[Opening Dataset section]

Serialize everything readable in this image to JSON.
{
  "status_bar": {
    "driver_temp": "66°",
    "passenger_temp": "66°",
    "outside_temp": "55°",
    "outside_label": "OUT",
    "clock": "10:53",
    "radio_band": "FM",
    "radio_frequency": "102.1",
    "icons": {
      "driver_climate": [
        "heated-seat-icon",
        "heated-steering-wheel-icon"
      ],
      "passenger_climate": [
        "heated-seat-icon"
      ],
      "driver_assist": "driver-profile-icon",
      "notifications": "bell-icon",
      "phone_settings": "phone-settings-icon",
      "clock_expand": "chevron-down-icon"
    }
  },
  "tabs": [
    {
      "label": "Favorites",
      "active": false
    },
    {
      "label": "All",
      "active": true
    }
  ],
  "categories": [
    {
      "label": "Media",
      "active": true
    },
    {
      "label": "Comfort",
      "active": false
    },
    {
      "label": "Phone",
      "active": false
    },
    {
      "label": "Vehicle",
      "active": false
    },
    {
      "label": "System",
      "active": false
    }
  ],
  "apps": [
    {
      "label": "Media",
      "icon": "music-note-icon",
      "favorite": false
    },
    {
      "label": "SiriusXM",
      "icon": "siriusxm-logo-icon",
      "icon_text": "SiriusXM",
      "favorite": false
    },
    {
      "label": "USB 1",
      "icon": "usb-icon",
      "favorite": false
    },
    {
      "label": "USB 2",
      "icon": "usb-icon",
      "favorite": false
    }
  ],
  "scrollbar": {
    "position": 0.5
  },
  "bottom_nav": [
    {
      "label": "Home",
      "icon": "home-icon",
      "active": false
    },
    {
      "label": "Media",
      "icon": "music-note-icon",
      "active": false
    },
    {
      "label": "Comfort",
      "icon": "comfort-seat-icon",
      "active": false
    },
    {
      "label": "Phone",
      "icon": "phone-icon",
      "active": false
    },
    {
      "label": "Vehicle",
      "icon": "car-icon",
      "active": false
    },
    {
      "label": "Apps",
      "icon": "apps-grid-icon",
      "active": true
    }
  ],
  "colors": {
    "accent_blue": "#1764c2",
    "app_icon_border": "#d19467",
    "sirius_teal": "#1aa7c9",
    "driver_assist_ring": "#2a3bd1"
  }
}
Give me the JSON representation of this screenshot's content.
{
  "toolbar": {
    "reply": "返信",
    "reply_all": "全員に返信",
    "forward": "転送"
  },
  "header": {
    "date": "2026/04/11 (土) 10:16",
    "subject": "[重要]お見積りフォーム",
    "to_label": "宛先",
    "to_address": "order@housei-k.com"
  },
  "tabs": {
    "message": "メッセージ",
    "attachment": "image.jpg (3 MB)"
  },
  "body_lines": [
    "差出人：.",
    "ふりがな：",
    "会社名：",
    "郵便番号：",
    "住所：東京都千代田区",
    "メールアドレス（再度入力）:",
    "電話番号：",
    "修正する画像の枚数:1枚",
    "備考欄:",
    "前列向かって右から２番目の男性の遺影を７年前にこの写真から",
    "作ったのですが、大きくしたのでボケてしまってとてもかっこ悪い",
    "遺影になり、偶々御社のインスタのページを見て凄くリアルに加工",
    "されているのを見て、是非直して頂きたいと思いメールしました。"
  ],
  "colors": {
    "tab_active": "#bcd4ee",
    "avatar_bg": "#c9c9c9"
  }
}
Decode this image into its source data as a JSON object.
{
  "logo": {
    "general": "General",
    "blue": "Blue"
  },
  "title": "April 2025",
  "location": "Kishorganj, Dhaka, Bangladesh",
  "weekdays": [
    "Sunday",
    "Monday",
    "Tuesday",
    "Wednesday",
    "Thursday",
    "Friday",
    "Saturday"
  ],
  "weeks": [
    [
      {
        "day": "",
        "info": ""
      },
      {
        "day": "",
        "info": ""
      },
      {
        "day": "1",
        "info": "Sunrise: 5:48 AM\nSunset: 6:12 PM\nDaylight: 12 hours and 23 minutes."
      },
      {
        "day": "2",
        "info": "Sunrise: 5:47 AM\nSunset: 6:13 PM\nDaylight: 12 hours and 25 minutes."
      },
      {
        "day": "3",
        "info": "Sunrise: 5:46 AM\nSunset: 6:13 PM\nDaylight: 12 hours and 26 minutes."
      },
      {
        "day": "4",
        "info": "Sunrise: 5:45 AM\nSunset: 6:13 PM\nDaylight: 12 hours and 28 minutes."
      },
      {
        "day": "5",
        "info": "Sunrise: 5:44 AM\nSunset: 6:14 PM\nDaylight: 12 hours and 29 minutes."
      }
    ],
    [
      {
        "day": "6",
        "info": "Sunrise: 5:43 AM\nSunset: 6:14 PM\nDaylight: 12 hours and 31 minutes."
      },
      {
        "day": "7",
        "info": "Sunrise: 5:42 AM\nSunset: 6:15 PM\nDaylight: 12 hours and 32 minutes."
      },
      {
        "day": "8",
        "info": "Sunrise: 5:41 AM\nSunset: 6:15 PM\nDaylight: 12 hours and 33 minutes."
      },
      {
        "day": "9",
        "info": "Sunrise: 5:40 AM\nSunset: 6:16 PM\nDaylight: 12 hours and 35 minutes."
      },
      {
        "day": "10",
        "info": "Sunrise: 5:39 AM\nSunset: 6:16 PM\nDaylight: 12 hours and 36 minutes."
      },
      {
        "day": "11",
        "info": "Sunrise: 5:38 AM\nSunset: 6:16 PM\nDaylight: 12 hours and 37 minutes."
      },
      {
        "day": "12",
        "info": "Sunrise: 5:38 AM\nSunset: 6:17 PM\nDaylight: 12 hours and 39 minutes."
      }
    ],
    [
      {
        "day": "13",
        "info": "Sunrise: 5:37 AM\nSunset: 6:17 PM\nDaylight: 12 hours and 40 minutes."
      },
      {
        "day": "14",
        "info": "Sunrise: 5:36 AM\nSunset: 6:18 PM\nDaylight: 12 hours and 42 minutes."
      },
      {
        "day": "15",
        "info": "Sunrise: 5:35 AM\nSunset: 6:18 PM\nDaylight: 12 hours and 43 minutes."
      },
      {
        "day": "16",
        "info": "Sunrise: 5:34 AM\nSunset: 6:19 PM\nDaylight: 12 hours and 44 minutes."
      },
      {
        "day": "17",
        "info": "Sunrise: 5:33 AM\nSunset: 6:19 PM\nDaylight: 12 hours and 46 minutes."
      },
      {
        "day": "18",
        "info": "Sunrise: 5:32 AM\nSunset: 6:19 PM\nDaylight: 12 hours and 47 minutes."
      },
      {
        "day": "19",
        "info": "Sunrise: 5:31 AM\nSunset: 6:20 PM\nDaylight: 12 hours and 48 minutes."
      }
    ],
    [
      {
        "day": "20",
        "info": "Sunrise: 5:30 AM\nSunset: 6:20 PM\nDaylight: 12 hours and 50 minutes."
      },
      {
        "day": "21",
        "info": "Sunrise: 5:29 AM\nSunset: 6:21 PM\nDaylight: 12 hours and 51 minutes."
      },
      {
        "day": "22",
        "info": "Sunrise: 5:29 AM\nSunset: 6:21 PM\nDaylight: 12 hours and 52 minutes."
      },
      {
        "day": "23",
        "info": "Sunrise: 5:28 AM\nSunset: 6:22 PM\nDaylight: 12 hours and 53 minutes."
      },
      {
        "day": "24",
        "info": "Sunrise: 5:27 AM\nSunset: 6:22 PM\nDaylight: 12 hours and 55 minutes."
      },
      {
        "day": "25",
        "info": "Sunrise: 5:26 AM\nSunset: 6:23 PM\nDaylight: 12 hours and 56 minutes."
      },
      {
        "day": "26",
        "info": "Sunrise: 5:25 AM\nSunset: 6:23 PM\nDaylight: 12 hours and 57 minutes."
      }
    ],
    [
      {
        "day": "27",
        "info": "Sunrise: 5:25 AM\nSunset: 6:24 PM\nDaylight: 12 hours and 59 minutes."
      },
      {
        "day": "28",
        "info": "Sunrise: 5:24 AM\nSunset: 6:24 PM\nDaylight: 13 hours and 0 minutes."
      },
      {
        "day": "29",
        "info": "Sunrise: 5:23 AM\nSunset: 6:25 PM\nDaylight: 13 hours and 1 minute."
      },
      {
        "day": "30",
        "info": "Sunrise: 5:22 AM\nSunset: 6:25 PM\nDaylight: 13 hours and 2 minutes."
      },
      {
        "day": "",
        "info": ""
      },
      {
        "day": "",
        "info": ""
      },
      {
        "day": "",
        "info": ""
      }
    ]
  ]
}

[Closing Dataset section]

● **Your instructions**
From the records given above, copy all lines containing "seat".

● **Response below**
        "heated-seat-icon",
        "heated-seat-icon"
      "icon": "comfort-seat-icon",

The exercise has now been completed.